Diversity roundtable continues to gain momentum
Business, communal and political leaders met at Duquesne University for the second annual Corporate Equity and Inclusion Roundtable (CEIR) to advance the Pittsburgh region as a model for diversity.
The brainchild of Tim Stevens, chairman and CEO of the Black Empowerment Project (B-PEP), last week’s roundtable included Allegheny County Executive Rich Fitzgerald, Pittsburgh Mayor Bill Peduto and Duquesne University President Charles Dougherty. Stevens conceived of the idea after poring through data from the 2010 census. According to the report, only 13 percent of residents within the Pittsburgh region are non-white or Hispanic. Accordingly, Pittsburgh ranked last among America’s top 40 metropolitan regions boasting a non-white or Hispanic population.
Disturbed by the region’s paucity of diversity, Stevens approached Rich Fitzgerald, who had not yet become Allegheny County executive, and presented the idea of a roundtable.
Fitzgerald agreed, and a working group developed.
An early member of the group was Gregg Roman, director of the community relations council for the Jewish Federation of Greater Pittsburgh.
Roman, Stevens and others met regularly to discuss the group’s direction and roundtable’s purpose. After concluding last year’s inaugural CEIR, Roman invited Stevens to submit an application on behalf of B-PEP and CEIR to the Federation for support. Stevens did so, and the Federation agreed to fund CEIR’s second annual event.
In addition to its financial commitment, the Federation assisted with media, communications and committee staffing for this year’s roundtable.
“This was a significant effort, and we’re thrilled to have the Jewish Federation as our partner and primary funder,” said Stevens.

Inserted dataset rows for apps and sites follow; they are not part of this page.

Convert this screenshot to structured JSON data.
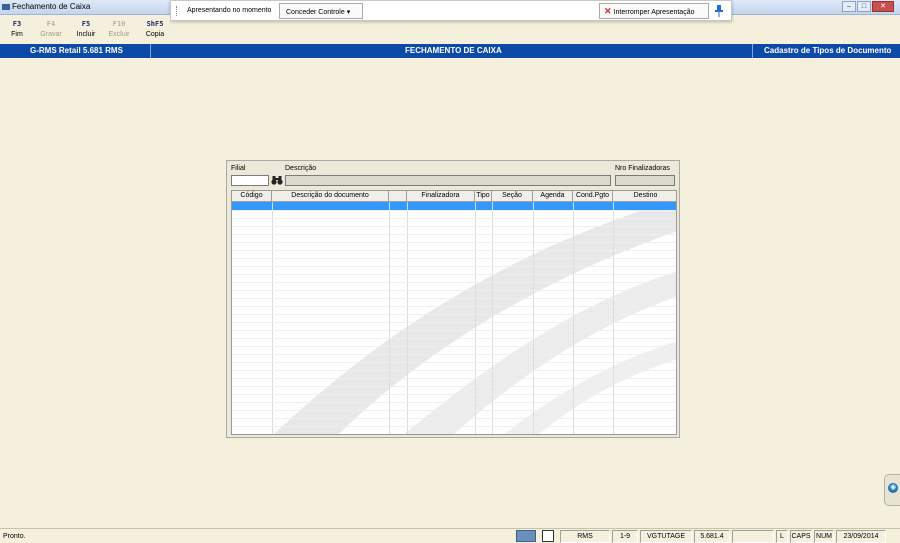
{
  "window": {
    "title": "Fechamento de Caixa",
    "controls": [
      "minimize",
      "maximize",
      "close"
    ]
  },
  "presentation": {
    "label": "Apresentando no momento",
    "grant_control": "Conceder Controle",
    "grant_arrow": "▾",
    "stop_icon": "✕",
    "stop": "Interromper Apresentação",
    "pin_icon": "🖈"
  },
  "toolbar": {
    "items": [
      {
        "key": "F3",
        "label": "Fim",
        "enabled": true
      },
      {
        "key": "F4",
        "label": "Gravar",
        "enabled": false
      },
      {
        "key": "F5",
        "label": "Incluir",
        "enabled": true
      },
      {
        "key": "F10",
        "label": "Excluir",
        "enabled": false
      },
      {
        "key": "ShF5",
        "label": "Copia",
        "enabled": true
      }
    ]
  },
  "banner": {
    "left": "G-RMS Retail 5.681 RMS",
    "center": "FECHAMENTO DE CAIXA",
    "right": "Cadastro de Tipos de Documento"
  },
  "form": {
    "filial_label": "Filial",
    "filial_value": "",
    "descricao_label": "Descrição",
    "descricao_value": "",
    "nro_label": "Nro Finalizadoras",
    "nro_value": "",
    "search_icon": "binoculars"
  },
  "grid": {
    "columns": [
      "Código",
      "Descrição do documento",
      "",
      "Finalizadora",
      "Tipo",
      "Seção",
      "Agenda",
      "Cond.Pgto",
      "Destino"
    ],
    "rows": []
  },
  "statusbar": {
    "status_text": "Pronto.",
    "panes": [
      "RMS",
      "1-9",
      "VGTUTAGE",
      "5.681.4",
      "",
      "L",
      "CAPS",
      "NUM",
      "23/09/2014"
    ]
  },
  "colors": {
    "banner": "#0d4aa8",
    "selection": "#3399ff",
    "background": "#f5f0dc"
  }
}
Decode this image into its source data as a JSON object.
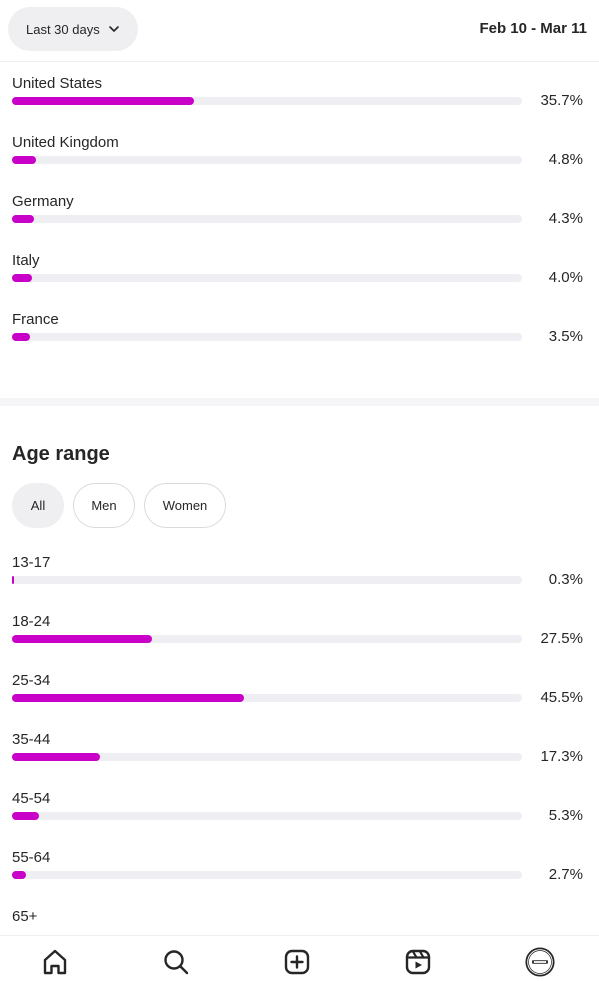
{
  "header": {
    "period_label": "Last 30 days",
    "date_range": "Feb 10 - Mar 11"
  },
  "locations": {
    "items": [
      {
        "label": "United States",
        "value": "35.7%"
      },
      {
        "label": "United Kingdom",
        "value": "4.8%"
      },
      {
        "label": "Germany",
        "value": "4.3%"
      },
      {
        "label": "Italy",
        "value": "4.0%"
      },
      {
        "label": "France",
        "value": "3.5%"
      }
    ]
  },
  "age_range": {
    "title": "Age range",
    "filters": [
      {
        "label": "All",
        "active": true
      },
      {
        "label": "Men",
        "active": false
      },
      {
        "label": "Women",
        "active": false
      }
    ],
    "items": [
      {
        "label": "13-17",
        "value": "0.3%"
      },
      {
        "label": "18-24",
        "value": "27.5%"
      },
      {
        "label": "25-34",
        "value": "45.5%"
      },
      {
        "label": "35-44",
        "value": "17.3%"
      },
      {
        "label": "45-54",
        "value": "5.3%"
      },
      {
        "label": "55-64",
        "value": "2.7%"
      },
      {
        "label": "65+",
        "value": ""
      }
    ]
  },
  "bar_color": "#c800c8",
  "bottom_nav": {
    "items": [
      {
        "icon": "home-icon",
        "notification_dot": true
      },
      {
        "icon": "search-icon"
      },
      {
        "icon": "create-icon"
      },
      {
        "icon": "reels-icon"
      },
      {
        "icon": "profile-avatar-icon"
      }
    ]
  }
}
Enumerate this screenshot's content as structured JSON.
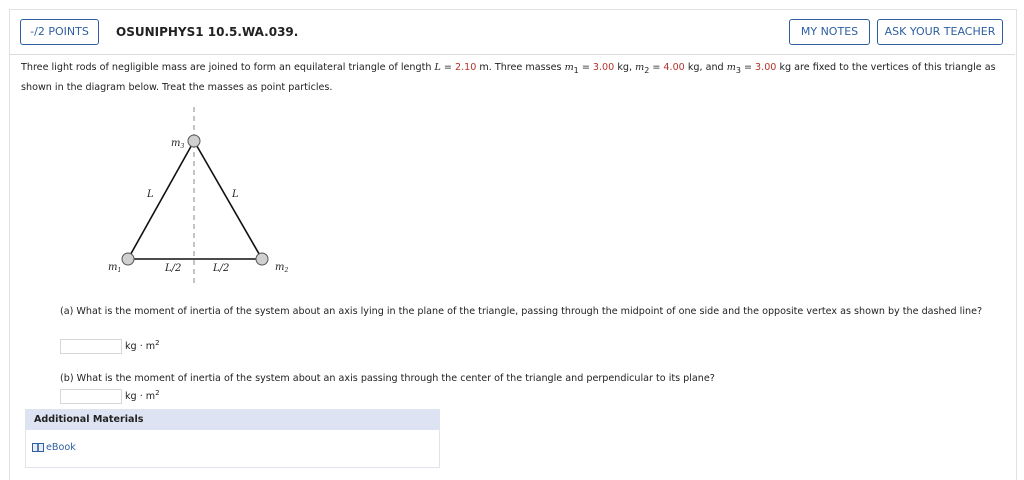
{
  "header": {
    "points_label": "-/2 POINTS",
    "question_id": "OSUNIPHYS1 10.5.WA.039.",
    "my_notes_label": "MY NOTES",
    "ask_teacher_label": "ASK YOUR TEACHER"
  },
  "problem": {
    "t1": "Three light rods of negligible mass are joined to form an equilateral triangle of length ",
    "L_sym": "L",
    "eq1": " = ",
    "L_val": "2.10",
    "t2": " m. Three masses ",
    "m1_sym": "m",
    "m1_sub": "1",
    "m1_val": "3.00",
    "t3": " kg, ",
    "m2_sym": "m",
    "m2_sub": "2",
    "m2_val": "4.00",
    "t4": " kg, and ",
    "m3_sym": "m",
    "m3_sub": "3",
    "m3_val": "3.00",
    "t5": " kg are fixed to the vertices of this triangle as shown in the diagram below. Treat the masses as point particles."
  },
  "diagram": {
    "m1": "m",
    "m1_sub": "1",
    "m2": "m",
    "m2_sub": "2",
    "m3": "m",
    "m3_sub": "3",
    "left_side": "L",
    "right_side": "L",
    "half_left": "L/2",
    "half_right": "L/2"
  },
  "part_a": {
    "question": "(a) What is the moment of inertia of the system about an axis lying in the plane of the triangle, passing through the midpoint of one side and the opposite vertex as shown by the dashed line?",
    "answer": "",
    "unit": "kg · m",
    "unit_exp": "2"
  },
  "part_b": {
    "question": "(b) What is the moment of inertia of the system about an axis passing through the center of the triangle and perpendicular to its plane?",
    "answer": "",
    "unit": "kg · m",
    "unit_exp": "2"
  },
  "additional": {
    "title": "Additional Materials",
    "ebook_label": "eBook"
  },
  "colors": {
    "accent": "#2f5fa0",
    "value_red": "#b5332a",
    "panel_header": "#dde3f2"
  }
}
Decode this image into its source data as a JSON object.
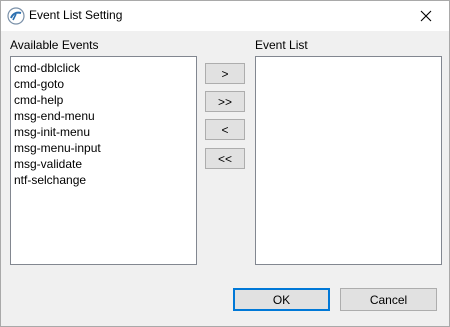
{
  "window": {
    "title": "Event List Setting"
  },
  "available": {
    "label": "Available Events",
    "items": [
      "cmd-dblclick",
      "cmd-goto",
      "cmd-help",
      "msg-end-menu",
      "msg-init-menu",
      "msg-menu-input",
      "msg-validate",
      "ntf-selchange"
    ]
  },
  "event_list": {
    "label": "Event List",
    "items": []
  },
  "move_buttons": {
    "add": ">",
    "add_all": ">>",
    "remove": "<",
    "remove_all": "<<"
  },
  "footer": {
    "ok": "OK",
    "cancel": "Cancel"
  }
}
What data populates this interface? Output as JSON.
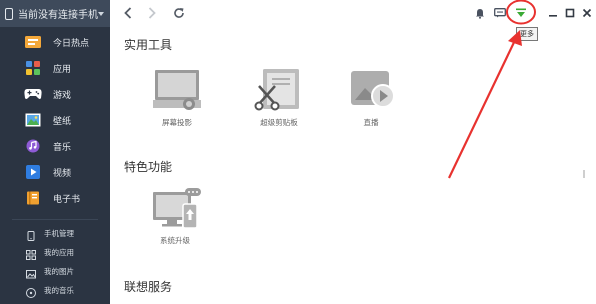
{
  "sidebar": {
    "device_label": "当前没有连接手机",
    "items": [
      {
        "label": "今日热点",
        "icon": "hot-news-icon"
      },
      {
        "label": "应用",
        "icon": "apps-icon"
      },
      {
        "label": "游戏",
        "icon": "gamepad-icon"
      },
      {
        "label": "壁纸",
        "icon": "wallpaper-icon"
      },
      {
        "label": "音乐",
        "icon": "music-icon"
      },
      {
        "label": "视频",
        "icon": "video-icon"
      },
      {
        "label": "电子书",
        "icon": "ebook-icon"
      }
    ],
    "sub_items": [
      {
        "label": "手机管理",
        "icon": "phone-manage-icon"
      },
      {
        "label": "我的应用",
        "icon": "my-apps-icon"
      },
      {
        "label": "我的图片",
        "icon": "my-pictures-icon"
      },
      {
        "label": "我的音乐",
        "icon": "my-music-icon"
      }
    ]
  },
  "topbar": {
    "tooltip": "更多",
    "icons": [
      "back-icon",
      "forward-icon",
      "refresh-icon",
      "notification-bell-icon",
      "message-icon",
      "more-menu-icon",
      "minimize-icon",
      "maximize-icon",
      "close-icon"
    ]
  },
  "main": {
    "sections": [
      {
        "title": "实用工具"
      },
      {
        "title": "特色功能"
      },
      {
        "title": "联想服务"
      }
    ],
    "tools": [
      {
        "label": "屏幕投影"
      },
      {
        "label": "超级剪贴板"
      },
      {
        "label": "直播"
      }
    ],
    "features": [
      {
        "label": "系统升级"
      }
    ]
  },
  "colors": {
    "sidebar_bg": "#2b3442",
    "device_bar_bg": "#3e4a5b",
    "annotation_red": "#e8322f",
    "more_icon_green": "#3aaa35"
  }
}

At the roundtable, various action groups reported on regional diversity and inclusion practices.
Barry Nathan, president of Leader Business Coaching, served on a committee addressing corporate hiring practices.
“Our team was responsible for looking at how corporations in the community can improve the situations of African-Americans and people of color in Pittsburgh,” said Nathan.
Nathan and his team presented goals, recommendations and metrics for measuring corporate treatments toward diversity. Stevens noted that CEIR’s intent is to bring positive attention to corporate efforts to diversity, equity and inclusion through the employment of African-Americans and other people of color within both entry level and “C-suite” positions.
“We’re encouraging corporate Pittsburgh to hire all positions,” he said, “not just leadership.”
Stevens hopes that this effort, noted as the “Hybrid Rooney Rule,” will foster better health and wealth throughout the community.
Stevens predicts that the relationship between B-PEP, CEIR and the Federation will continue.
“We anticipate the Jewish Federation to remain a strong partner and Gregg Roman to be a part of our working group,” he said.
Despite this year’s attendance of 300 tripling last year’s roundtable, Steven’s admitted that the work is far from complete.
“What we’re trying to do is have a long-term effect in this area of diversity, equality and inclusion,” he said. “It’s not just to have a great event but an event that changes things.”
(Adam Reinherz can be reached at email@example.com.)